I'm trying not to fall to pieces, but this is going to take a while to get over. We have all missed seeing a band because we just plain didn't know they were in town, but I'm guessing this has never happened to you.
On Saturday night, completely out of the blue, I got to wondering what Michael Nesmith was up to these days. He's one of my favorites, but I must admit I have no idea what made me think of him at that moment. Quite random. I started fishing around and read that he was embarking on a short tour. "Ooh. If he's coming to Seattle," I thought, "I'm so there." I found the show dates. No kidding. Nesmith was playing Seattle at that very moment. In this day and age, when apps can notify you as to the whereabouts of a given artist at almost any given moment, there isn't much of an excuse for me missing this show, but the music gods seem to be rubbing it in a bit.
Two years ago this week I dedicated an entire week of posts to this hero of mine. Hope you were around to catch that. Today, let's listen to to "Nez" covering a classic from his 'Loose Salute' album, circa 1970.
Here are Nesmith's remaining dates. Don't make the same mistake I did.
April 3: Boulder, Colo., Boulder Theater
April 5: St. Paul, Minn., Fitzgerald Theater
April 6: Chicago, Old Town School of Folk Music
April 7: Ferndale, Mich. The Magic Bag
April 9: Munhall, Pa., Carnegie Music Hall of Homestead
April 11: Northhampton, Mass., Iron Horse
April 12: Rahway, N.J., Union County Performing Arts Center
April 13: Somerville, Mass., Somerville Theater
April 15: Philadelphia, World Cafe Live
April 16: New York, Town Hall
April 17: Alexandria, Va., Birchmere
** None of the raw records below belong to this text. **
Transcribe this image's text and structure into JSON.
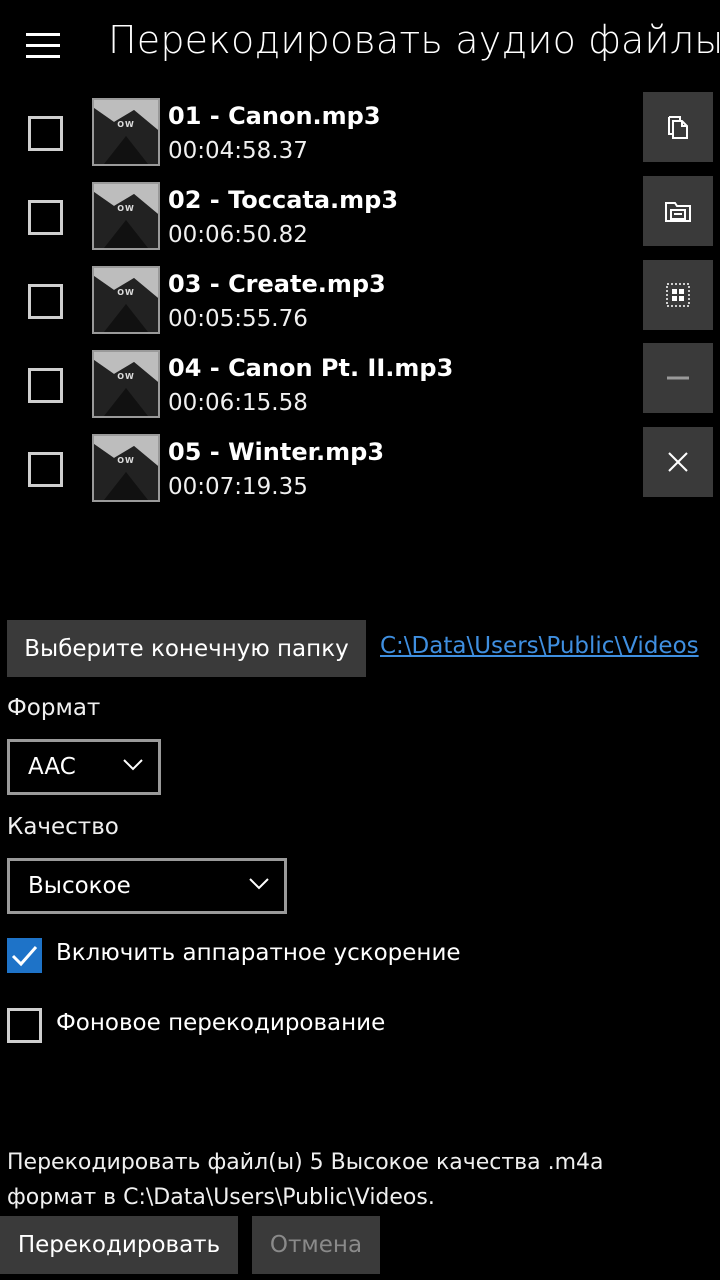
{
  "header": {
    "title": "Перекодировать аудио файлы",
    "menu_icon": "hamburger-icon"
  },
  "files": [
    {
      "name": "01 - Canon.mp3",
      "duration": "00:04:58.37",
      "checked": false,
      "thumb_text": "OW"
    },
    {
      "name": "02 - Toccata.mp3",
      "duration": "00:06:50.82",
      "checked": false,
      "thumb_text": "OW"
    },
    {
      "name": "03 - Create.mp3",
      "duration": "00:05:55.76",
      "checked": false,
      "thumb_text": "OW"
    },
    {
      "name": "04 - Canon Pt. II.mp3",
      "duration": "00:06:15.58",
      "checked": false,
      "thumb_text": "OW"
    },
    {
      "name": "05 - Winter.mp3",
      "duration": "00:07:19.35",
      "checked": false,
      "thumb_text": "OW"
    }
  ],
  "toolbar": {
    "icons": [
      "copy-icon",
      "open-folder-icon",
      "select-all-icon",
      "remove-icon",
      "clear-icon"
    ]
  },
  "folder": {
    "button_label": "Выберите конечную папку",
    "path": "C:\\Data\\Users\\Public\\Videos"
  },
  "format": {
    "label": "Формат",
    "value": "AAC"
  },
  "quality": {
    "label": "Качество",
    "value": "Высокое"
  },
  "options": {
    "hw_accel_label": "Включить аппаратное ускорение",
    "hw_accel_checked": true,
    "background_label": "Фоновое перекодирование",
    "background_checked": false
  },
  "summary": {
    "line1": "Перекодировать файл(ы) 5 Высокое качества .m4a",
    "line2": "формат в C:\\Data\\Users\\Public\\Videos."
  },
  "actions": {
    "transcode_label": "Перекодировать",
    "cancel_label": "Отмена"
  },
  "colors": {
    "accent": "#1e73c8",
    "link": "#3f8fe0",
    "button_bg": "#3a3a3a",
    "disabled_text": "#8a8a8a"
  }
}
All mp3s posted at LTL! are to highlight music you should buy... right now. Sure, give it a listen, but then run to your nearest indie record shop and pay up. Mp3s are linked for a limited time. Rants and raves to email@example.com.